The law firms reaction
The firms were quite nervous. We took them a long way out of their comfort zone and it’s hard to prepare when you don’t know what you’re going into. The fact that we weren’t assessing them on their legal competency, but on who they were, was undoubtedly unnerving. But all of them embraced it, and the feedback was overwhelmingly positive.
Even the doubters internally at easyJet saw the value we got out of doing something very different, and teams are adopting new, exciting approaches to RFP’s across the business.
What did easyJet get out of it?
I think, first and foremost, we succeeded in getting a really great community of firms together. It’s really exciting to be at the start of this journey where everyone’s engaged and ready to take on the challenge of making this a huge success.
Ultimately, it demonstrates that we got the right outcome from the process with the principles of the O Shaped Lawyer being woven into every relationship. This is something we will continue to develop; both as an in-house team and with our partner firms.

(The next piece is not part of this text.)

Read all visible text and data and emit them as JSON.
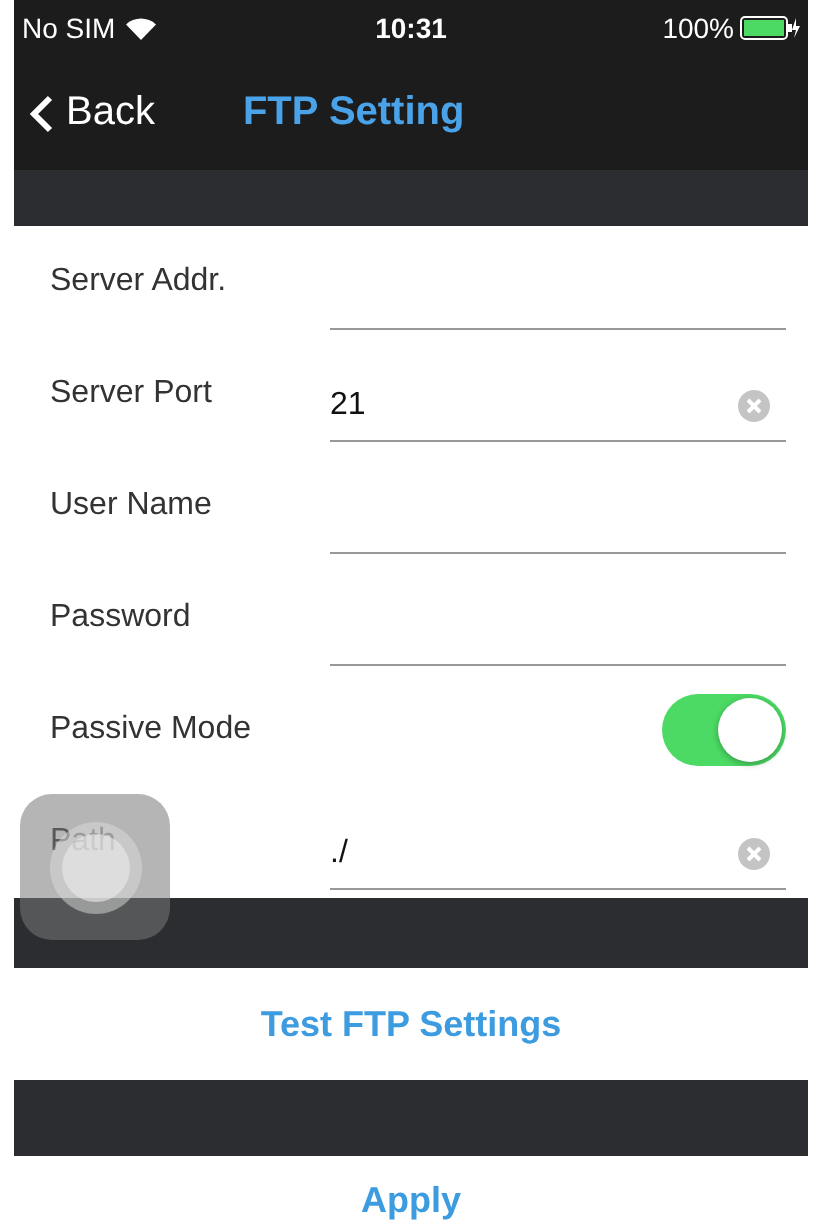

“The moral of the story? Don’t be afraid to do things differently” - Helen Lowe
Impact on the profession
The legal profession has been bombarded with change initiatives over the last decade; most of which have failed to make an impact, even in the short term. The O Shaped Lawyer is different in that it is customer led and designed to make a positive, lasting change across the legal ecosystem. There is an ever-growing community of General Counsel, Heads of Legal and Legal Operations Specialists to build the case for change around the O Shaped attributes. The significance of high-profile, influential General Counsel contributing to, and endorsing, the programme cannot be underestimated. As Dan Kayne, tells us ‘This continued support is essential for the O Shaped Lawyer to succeed.'
Even with the widespread General Counsel support, the O Shaped attributes need to be applied in practice for them to land. The pioneering work that Helen did with easyJet bringing the O Shaped Lawyer to life is a trigger which they hope will transform the legal system in a sustainable way, forever. Embedding the O Shaped attributes as part of a process like this has made an immediate impact on the legal profession, not only with the firms who were successful in easyJet's tender, but all the way through the legal ecosystem.

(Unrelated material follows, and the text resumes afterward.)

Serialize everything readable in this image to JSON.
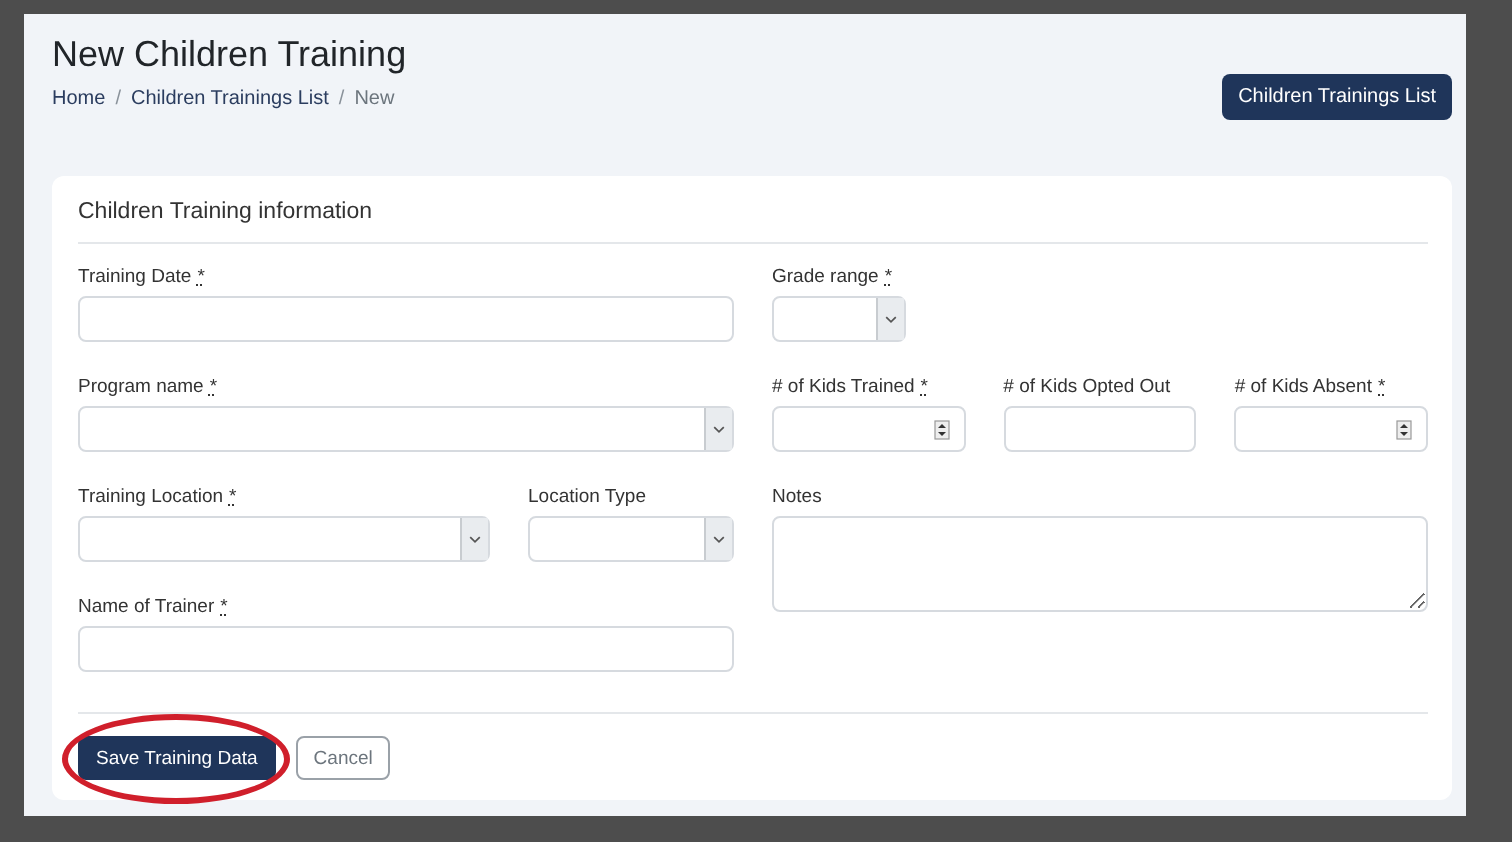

The work of easyJet and others doing something similar, mean that law firms are listening and require the law schools to change the outdated curricula to introduce a broader range of skills vital to the next generation of lawyers. Bringing O Shaped attributes into the legal education system has the potential to radically change the profession in the longer term – a legacy for which the O Shaped group exists.
If you want to learn more about the O Shaped Lawyer, head over to their website here.